== What is required ==
Print the whole listing, unchanged.

== Data extracts ==

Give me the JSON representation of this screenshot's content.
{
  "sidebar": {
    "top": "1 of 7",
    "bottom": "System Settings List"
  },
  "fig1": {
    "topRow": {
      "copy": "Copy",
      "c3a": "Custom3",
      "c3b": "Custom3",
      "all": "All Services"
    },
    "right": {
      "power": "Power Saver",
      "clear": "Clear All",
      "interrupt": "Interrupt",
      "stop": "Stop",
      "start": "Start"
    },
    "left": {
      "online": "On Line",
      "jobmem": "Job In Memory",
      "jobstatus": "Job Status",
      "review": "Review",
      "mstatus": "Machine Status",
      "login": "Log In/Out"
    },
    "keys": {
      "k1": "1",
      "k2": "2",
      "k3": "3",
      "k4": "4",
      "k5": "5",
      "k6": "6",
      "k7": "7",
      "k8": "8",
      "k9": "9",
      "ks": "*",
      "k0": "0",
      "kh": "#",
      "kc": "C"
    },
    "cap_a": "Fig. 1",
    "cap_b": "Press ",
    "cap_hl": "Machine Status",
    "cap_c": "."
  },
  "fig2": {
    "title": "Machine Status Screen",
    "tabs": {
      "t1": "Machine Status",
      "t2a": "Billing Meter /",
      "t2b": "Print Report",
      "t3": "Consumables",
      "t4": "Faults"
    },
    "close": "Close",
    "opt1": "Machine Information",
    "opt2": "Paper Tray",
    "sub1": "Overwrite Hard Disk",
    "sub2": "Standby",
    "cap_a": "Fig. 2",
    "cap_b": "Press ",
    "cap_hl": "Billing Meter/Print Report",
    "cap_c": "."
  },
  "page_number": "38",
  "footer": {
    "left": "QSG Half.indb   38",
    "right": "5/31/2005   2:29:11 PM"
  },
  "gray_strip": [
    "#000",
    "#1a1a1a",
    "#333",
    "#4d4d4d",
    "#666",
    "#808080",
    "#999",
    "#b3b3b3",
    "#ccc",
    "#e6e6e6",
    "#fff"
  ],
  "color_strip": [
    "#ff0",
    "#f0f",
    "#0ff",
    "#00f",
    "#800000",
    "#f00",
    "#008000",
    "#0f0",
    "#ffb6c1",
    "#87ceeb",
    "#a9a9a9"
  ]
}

== Result of this task ==
Give me the JSON representation of this screenshot's content.
{
  "sidebar": {
    "top": "1 of 7",
    "bottom": "System Settings List"
  },
  "fig1": {
    "topRow": {
      "copy": "Copy",
      "c3a": "Custom3",
      "c3b": "Custom3",
      "all": "All Services"
    },
    "right": {
      "power": "Power Saver",
      "clear": "Clear All",
      "interrupt": "Interrupt",
      "stop": "Stop",
      "start": "Start"
    },
    "left": {
      "online": "On Line",
      "jobmem": "Job In Memory",
      "jobstatus": "Job Status",
      "review": "Review",
      "mstatus": "Machine Status",
      "login": "Log In/Out"
    },
    "keys": {
      "k1": "1",
      "k2": "2",
      "k3": "3",
      "k4": "4",
      "k5": "5",
      "k6": "6",
      "k7": "7",
      "k8": "8",
      "k9": "9",
      "ks": "*",
      "k0": "0",
      "kh": "#",
      "kc": "C"
    },
    "cap_a": "Fig. 1",
    "cap_b": "Press ",
    "cap_hl": "Machine Status",
    "cap_c": "."
  },
  "fig2": {
    "title": "Machine Status Screen",
    "tabs": {
      "t1": "Machine Status",
      "t2a": "Billing Meter /",
      "t2b": "Print Report",
      "t3": "Consumables",
      "t4": "Faults"
    },
    "close": "Close",
    "opt1": "Machine Information",
    "opt2": "Paper Tray",
    "sub1": "Overwrite Hard Disk",
    "sub2": "Standby",
    "cap_a": "Fig. 2",
    "cap_b": "Press ",
    "cap_hl": "Billing Meter/Print Report",
    "cap_c": "."
  },
  "page_number": "38",
  "footer": {
    "left": "QSG Half.indb   38",
    "right": "5/31/2005   2:29:11 PM"
  },
  "gray_strip": [
    "#000",
    "#1a1a1a",
    "#333",
    "#4d4d4d",
    "#666",
    "#808080",
    "#999",
    "#b3b3b3",
    "#ccc",
    "#e6e6e6",
    "#fff"
  ],
  "color_strip": [
    "#ff0",
    "#f0f",
    "#0ff",
    "#00f",
    "#800000",
    "#f00",
    "#008000",
    "#0f0",
    "#ffb6c1",
    "#87ceeb",
    "#a9a9a9"
  ]
}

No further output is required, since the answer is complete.